1961    Invited to exhibit at Monte-Carlo, Galerie Rauch. Berea receives the Grand-Prix, hors concours, of the International Salon of Modern Art, Paris. Exhibition at Acquavella Gallery, New York.

1963    Double exhibition — Paris and London. Recent works. Seven pictures of London during the Coronation, a gift from Berea to the nation, are placed on exhibition at Guildhall.

1964    Inauguration of his great mural: “Hommage a Paris” triptych which represents the monumental symbols of the “Paris Universal Exhibitions”: Eiffel Tower, Alexander IIIrd Bridge and the Grand Palais at the Club of The Top of the Fair, New York.

1965    Exhibition at the DeYoung Museum, San Francisco.

1966    Exhibition Gilbert Gallery, San Francisco.

1967    Exhibition Palm Beach Gallery, Palm Beach.

1973    Exhibition Poinciana Gallery, Palm Beach and Service Culturel — Ambassade de France, New York.  Major exhibition at The Eric Galleries, New York.

1975    Dimitrie Berea dies in Paris of Cancer.

1990    Retrospective Exhibition of the Berea collection at Phillips Fine Art Auctioneers, New York.

Major Museum Retrospective at the Musee de Villefranche, France.
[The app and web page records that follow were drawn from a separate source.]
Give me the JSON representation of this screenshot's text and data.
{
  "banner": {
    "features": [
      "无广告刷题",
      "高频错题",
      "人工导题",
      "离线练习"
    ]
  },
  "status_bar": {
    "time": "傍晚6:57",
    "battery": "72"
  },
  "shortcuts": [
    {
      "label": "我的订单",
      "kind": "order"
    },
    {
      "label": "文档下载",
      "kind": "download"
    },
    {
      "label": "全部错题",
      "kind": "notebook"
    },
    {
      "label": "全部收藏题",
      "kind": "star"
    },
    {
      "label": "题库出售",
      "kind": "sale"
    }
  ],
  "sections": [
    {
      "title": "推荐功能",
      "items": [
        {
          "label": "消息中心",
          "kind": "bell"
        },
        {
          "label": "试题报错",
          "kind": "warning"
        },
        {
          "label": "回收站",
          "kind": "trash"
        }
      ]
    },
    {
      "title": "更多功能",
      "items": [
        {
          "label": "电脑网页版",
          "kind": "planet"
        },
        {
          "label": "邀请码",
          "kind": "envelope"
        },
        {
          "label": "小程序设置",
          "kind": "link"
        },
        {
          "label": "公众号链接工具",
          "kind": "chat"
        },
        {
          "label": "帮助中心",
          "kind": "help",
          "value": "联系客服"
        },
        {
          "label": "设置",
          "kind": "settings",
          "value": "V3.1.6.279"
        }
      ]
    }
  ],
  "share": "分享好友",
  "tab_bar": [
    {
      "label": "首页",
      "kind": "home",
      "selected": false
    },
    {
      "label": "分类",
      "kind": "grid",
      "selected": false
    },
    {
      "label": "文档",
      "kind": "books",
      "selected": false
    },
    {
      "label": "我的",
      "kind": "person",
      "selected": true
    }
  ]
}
Exhibition of selected works from 1941 to 1970, Ergane Gallery, New York.

Biography Credit: Robert Boyce, Berea College